In order to make this happen BREAD has supported and promoted a specific teaching technique called direct-instruction. I am not as up on the details as I'd like to be, but the organization's research, (and i know a couple of the researchers) suggests it works very well with inner city kids. Certainly it has worked well in the two pilot schools here in Columbus. The percentage of kids passing the fourth grade proficiency test is up over 500%.

BREAD is a pretty big organization, and about forty Columbus churches and synagogues belong. My church hosted it, partly because my pastor, Rev. Tim Ahrens, is one of the founders and president. We're also a pretty good sized chuch, capable of squeezing in about a thousand. And we have a history of rabble-rousing.

First Church started out in 1853 thanks to a split over slavery, with us on the abolitionist side. The underground railroad used to run through the church cellar. Later the Reverend Washington Gladden used the pulpit to become one of the foremost promotors of the social gospel during the early part of the twentieth century. A few presidents have sat in our pews. And finally, we know how to throw a party.

So we packed 'em in. It was standing room only inside. As i was passing out schedules, I knew we were full. My church choir warmed up. That in itself is worth hearing. The Beckerath Organ is fully E. Power Biggs rated, quite capable of making your earth move. We have a few singers from opera Columbus in the choir. This people nail every note and sing with amazing purity of tone.

But BREAD has a lot of black members, and one Zion AME church brought their choir too. Traditional gospel style singing, the sort of choir where Chakka Kahn got her start. They knew how to wail too. So we brought the high-cream natural vanilla bean ice cream and they brought the hot fudge with the cherry on top.

Folks, it doesn't get any better than that. The church rocked!

But the real highlight of the evening came when one of Zion's Elders, a Mr. William Polley was asking questions of our school board Superintendent, Dr. Jean Harris.

Now superintendant may be an appointed position, but don't let anyone tell you the job isn't political. Anyone in that job has to be a politician in the sense that they have to be able to get other people of fractious mind to work with them. So Dr. Harris knows a thing or two about evading questions she doesn't want to answer.

But Elder Polley knew a thing or two about asking them.
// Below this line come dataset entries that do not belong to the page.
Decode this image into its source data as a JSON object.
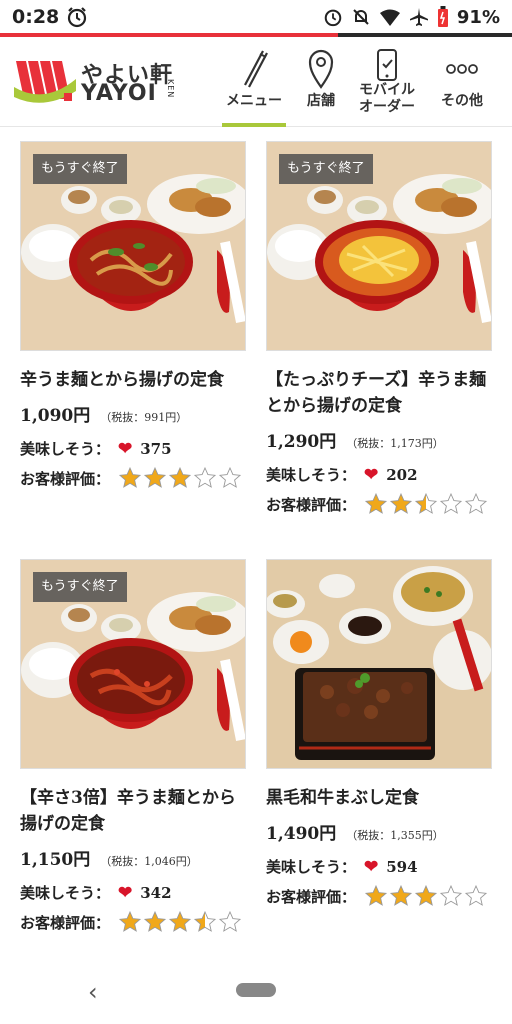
{
  "status": {
    "time": "0:28",
    "battery": "91%"
  },
  "header": {
    "logo_jp": "やよい軒",
    "logo_en": "YAYOI",
    "logo_ken": "KEN",
    "nav": [
      {
        "label": "メニュー",
        "icon": "chopsticks-icon"
      },
      {
        "label": "店舗",
        "icon": "location-pin-icon"
      },
      {
        "label": "モバイル\nオーダー",
        "icon": "phone-check-icon"
      },
      {
        "label": "その他",
        "icon": "more-dots-icon"
      }
    ]
  },
  "products": [
    {
      "badge": "もうすぐ終了",
      "name": "辛うま麺とから揚げの定食",
      "price": "1,090円",
      "tax": "（税抜：991円）",
      "like_label": "美味しそう：",
      "likes": "375",
      "review_label": "お客様評価：",
      "rating": 3
    },
    {
      "badge": "もうすぐ終了",
      "name": "【たっぷりチーズ】辛うま麺とから揚げの定食",
      "price": "1,290円",
      "tax": "（税抜：1,173円）",
      "like_label": "美味しそう：",
      "likes": "202",
      "review_label": "お客様評価：",
      "rating": 2.5
    },
    {
      "badge": "もうすぐ終了",
      "name": "【辛さ3倍】辛うま麺とから揚げの定食",
      "price": "1,150円",
      "tax": "（税抜：1,046円）",
      "like_label": "美味しそう：",
      "likes": "342",
      "review_label": "お客様評価：",
      "rating": 3.5
    },
    {
      "badge": "",
      "name": "黒毛和牛まぶし定食",
      "price": "1,490円",
      "tax": "（税抜：1,355円）",
      "like_label": "美味しそう：",
      "likes": "594",
      "review_label": "お客様評価：",
      "rating": 3
    }
  ],
  "colors": {
    "accent_green": "#a9c83a",
    "heart_red": "#d8152a",
    "star_gold": "#f0a81a"
  }
}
He asked nasty questions, and wouldn't let go. I could hear the sound of political mackeral wriggling around as if it was trying to escape Gollum's clutching little fingers. He pushed and pushed, and all the while a thousand people sat politely, but looking the good superintendant in the eye. Mr. Polley's smile never cracked as he politely pointed out that she had a budget problem and she might like some help when the next school levy comes up. Say, in November.

If you want to understand what political pressure is all about, this would have been a good place to be, because her constituents were sitting there watching, and they weren't acting like the clueless fools who so often insist on embarassing themselves in front of the school board. Polley knew the school board was in a budget crunch, that they were talking about laying off teachers, and he knew where $5 mil might be found, if only we applied.

I liked it. Afterward, i wanted to shake his hand and tell him 'well done'. Oh, he didn't get the hook all the way through her cheek, but she felt it.

People often feel like they can't make a difference, that the world is fixed by the money men and whomever else. That really isn't true. You alone can't accomplish much unless you've got a billion or two backing you up. But if you join with like minded folks, keep your eye on your objective, act smart and don't back down, you too can make a politician wriggle like a fish.